Nursing home placement can bring families peace of mind about the health and safety of vulnerable loved ones. Your family member is likely safer there than alone, but they may still face hazards, especially if they tend to roam.
Wandering and elopement threaten the well-being of many American nursing home residents, but they are preventable. It’s important to understand the risks and consequences of elopement and wandering if your relative resides in a nursing or long-term care facility.
Who is at risk?
Many residents are happy to remain on nursing home grounds, but those with cognitive decline or other issues may have trouble staying in place. Problems like confusion or fear may prompt them to flee the property.
Three elopement risk factors:
- Conditions that cause disorientation, memory loss and confusion (Alzheimer’s, dementia, etc.)
- Sensory impairments limiting safe navigation (hearing or vision loss, etc.)
- Bi-polar disorder, delirium or issues resulting in episodes of mania
Sometimes, those who are severely depressed, lonely, sad or anxious may also try to elope and return to their homes.
What are the consequences?
Wandering can expose vulnerable individuals to a range of threats.

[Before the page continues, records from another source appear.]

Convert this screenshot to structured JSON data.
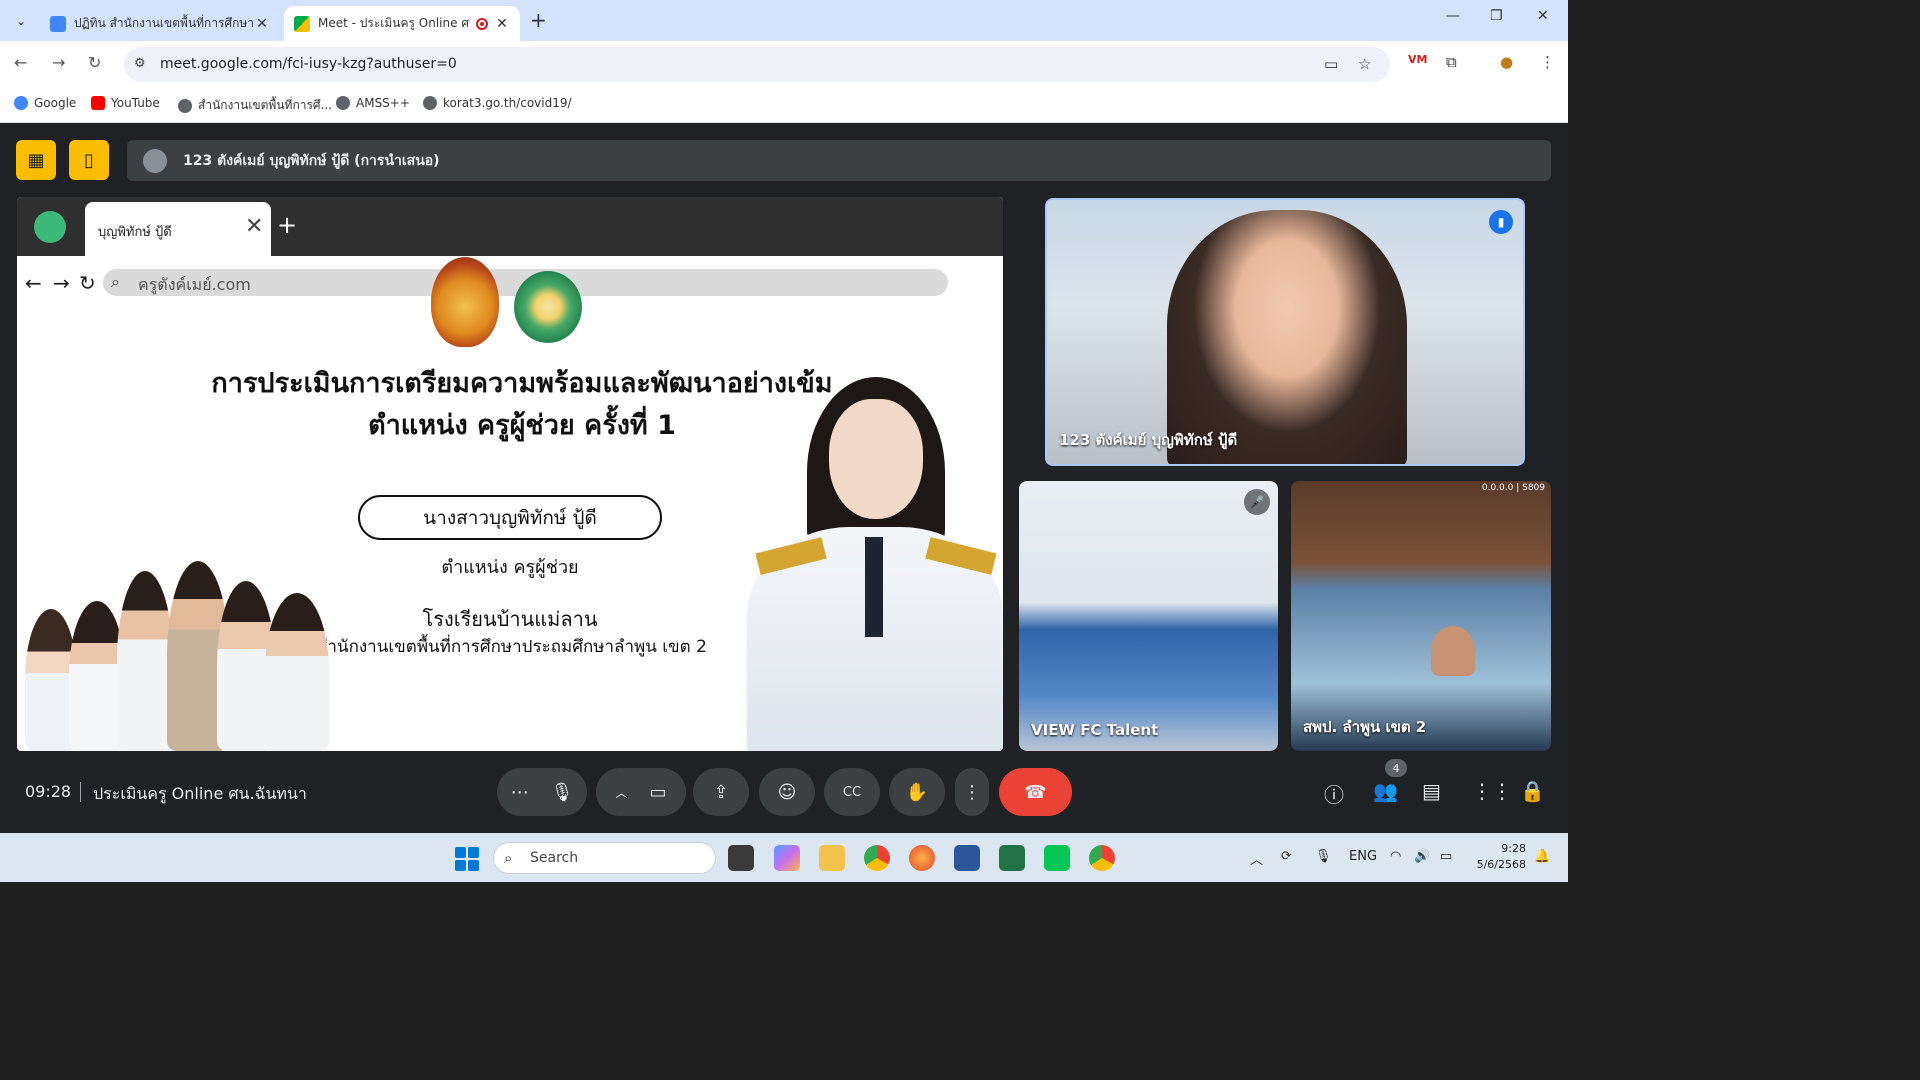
{
  "browser": {
    "tabs": [
      {
        "title": "ปฏิทิน สำนักงานเขตพื้นที่การศึกษาป"
      },
      {
        "title": "Meet - ประเมินครู Online ศน."
      }
    ],
    "new_tab": "+",
    "url": "meet.google.com/fci-iusy-kzg?authuser=0",
    "bookmarks": [
      {
        "label": "Google",
        "color": "#4285f4"
      },
      {
        "label": "YouTube",
        "color": "#ff0000"
      },
      {
        "label": "สำนักงานเขตพื้นที่การศึ...",
        "color": "#5f6368"
      },
      {
        "label": "AMSS++",
        "color": "#5f6368"
      },
      {
        "label": "korat3.go.th/covid19/",
        "color": "#5f6368"
      }
    ]
  },
  "meet": {
    "presenter_label": "123 ตังค์เมย์ บุญพิทักษ์ ปู้ดี (การนำเสนอ)",
    "time": "09:28",
    "meeting_name": "ประเมินครู Online ศน.ฉันทนา",
    "participant_count": "4",
    "tiles": [
      {
        "name": "123 ตังค์เมย์ บุญพิทักษ์ ปู้ดี"
      },
      {
        "name": "VIEW FC Talent"
      },
      {
        "name": "สพป. ลำพูน เขต 2",
        "hud": "0.0.0.0 | S809"
      }
    ],
    "controls": [
      "more-options",
      "microphone",
      "chevron-up",
      "camera",
      "present",
      "emoji",
      "captions",
      "raise-hand",
      "overflow",
      "leave-call"
    ],
    "accent_color": "#fbbc04",
    "leave_color": "#ea4335"
  },
  "slide": {
    "tab_title": "บุญพิทักษ์ ปู้ดี",
    "search_text": "ครูตังค์เมย์.com",
    "title_line1": "การประเมินการเตรียมความพร้อมและพัฒนาอย่างเข้ม",
    "title_line2": "ตำแหน่ง ครูผู้ช่วย ครั้งที่ 1",
    "person_name": "นางสาวบุญพิทักษ์ ปู้ดี",
    "position": "ตำแหน่ง ครูผู้ช่วย",
    "school": "โรงเรียนบ้านแม่ลาน",
    "office": "สำนักงานเขตพื้นที่การศึกษาประถมศึกษาลำพูน เขต 2"
  },
  "taskbar": {
    "search_label": "Search",
    "language": "ENG",
    "clock_time": "9:28",
    "clock_date": "5/6/2568"
  }
}
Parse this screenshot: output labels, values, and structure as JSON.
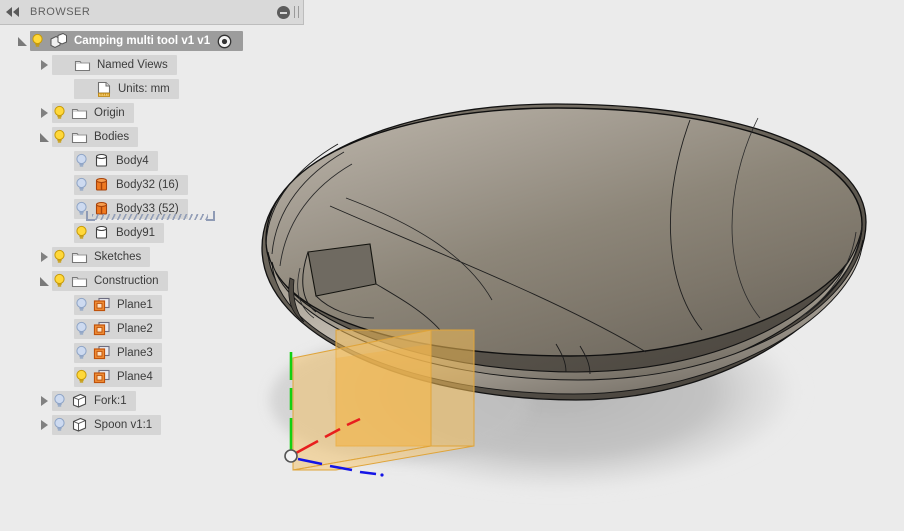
{
  "window": {
    "background_color": "#ebebeb"
  },
  "browser": {
    "title": "BROWSER",
    "collapse_icon": "double-left-arrow-icon",
    "minimize_icon": "minus-circle-icon",
    "grip_icon": "panel-grip-icon"
  },
  "tree": {
    "items": [
      {
        "label": "Camping multi tool v1 v1",
        "indent": 0,
        "expander": "open",
        "bulb": "on",
        "icon": "component-icon",
        "selected": true,
        "activate_icon": "activate-component-icon"
      },
      {
        "label": "Named Views",
        "indent": 1,
        "expander": "closed",
        "bulb": "none",
        "icon": "folder-icon",
        "selected": false
      },
      {
        "label": "Units: mm",
        "indent": 2,
        "expander": "none",
        "bulb": "none",
        "icon": "units-document-icon",
        "selected": false
      },
      {
        "label": "Origin",
        "indent": 1,
        "expander": "closed",
        "bulb": "on",
        "icon": "folder-icon",
        "selected": false
      },
      {
        "label": "Bodies",
        "indent": 1,
        "expander": "open",
        "bulb": "on",
        "icon": "folder-icon",
        "selected": false
      },
      {
        "label": "Body4",
        "indent": 2,
        "expander": "none",
        "bulb": "off",
        "icon": "body-grey-icon",
        "selected": false
      },
      {
        "label": "Body32 (16)",
        "indent": 2,
        "expander": "none",
        "bulb": "off",
        "icon": "body-orange-icon",
        "selected": false
      },
      {
        "label": "Body33 (52)",
        "indent": 2,
        "expander": "none",
        "bulb": "off",
        "icon": "body-orange-icon",
        "selected": false,
        "drag_hatch": true
      },
      {
        "label": "Body91",
        "indent": 2,
        "expander": "none",
        "bulb": "on",
        "icon": "body-grey-icon",
        "selected": false
      },
      {
        "label": "Sketches",
        "indent": 1,
        "expander": "closed",
        "bulb": "on",
        "icon": "folder-icon",
        "selected": false
      },
      {
        "label": "Construction",
        "indent": 1,
        "expander": "open",
        "bulb": "on",
        "icon": "folder-icon",
        "selected": false
      },
      {
        "label": "Plane1",
        "indent": 2,
        "expander": "none",
        "bulb": "off",
        "icon": "plane-icon",
        "selected": false
      },
      {
        "label": "Plane2",
        "indent": 2,
        "expander": "none",
        "bulb": "off",
        "icon": "plane-icon",
        "selected": false
      },
      {
        "label": "Plane3",
        "indent": 2,
        "expander": "none",
        "bulb": "off",
        "icon": "plane-icon",
        "selected": false
      },
      {
        "label": "Plane4",
        "indent": 2,
        "expander": "none",
        "bulb": "on",
        "icon": "plane-icon",
        "selected": false
      },
      {
        "label": "Fork:1",
        "indent": 1,
        "expander": "closed",
        "bulb": "off",
        "icon": "component-cube-icon",
        "selected": false
      },
      {
        "label": "Spoon v1:1",
        "indent": 1,
        "expander": "closed",
        "bulb": "off",
        "icon": "component-cube-icon",
        "selected": false
      }
    ]
  },
  "viewport": {
    "model_name": "bowl-body",
    "surface_color": "#8a8377",
    "surface_highlight": "#a9a298",
    "surface_shadow": "#6c665d",
    "edge_color": "#1a1a1a",
    "ground_shadow_color": "#bcbcbc",
    "origin": {
      "x_axis_color": "#e81e1e",
      "y_axis_color": "#1414e6",
      "z_axis_color": "#12d012",
      "origin_marker": "origin-point-icon"
    },
    "construction_planes": {
      "fill_color": "#f2b84b",
      "edge_color": "#d99a2b",
      "count": 3
    }
  }
}
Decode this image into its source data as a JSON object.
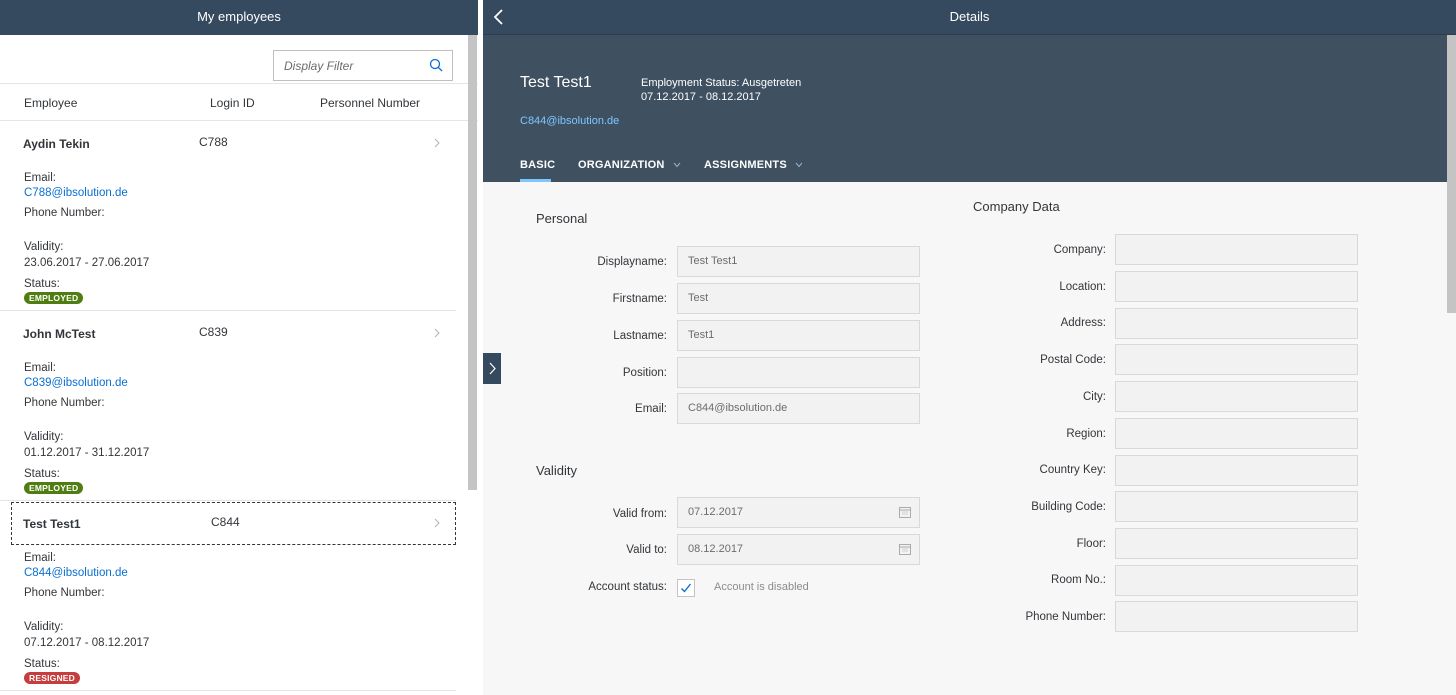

For example, they could suffer injuries from falling or exposure to poor weather conditions. The longer they remain outside the safety of their home, the greater the risk.
Is elopement a form of nursing home negligence?
Yes, it can be. When nursing facilities agree to accept residents, they become responsible for them. They have a legal and ethical duty to protect them from harm and take good care of them. When they fail, the most vulnerable members of our society are the ones who suffer.
Adequate supervision of nursing home residents is mandatory under Ohio law. If your loved one was injured after wandering or eloping, seek legal guidance to explore your remedies.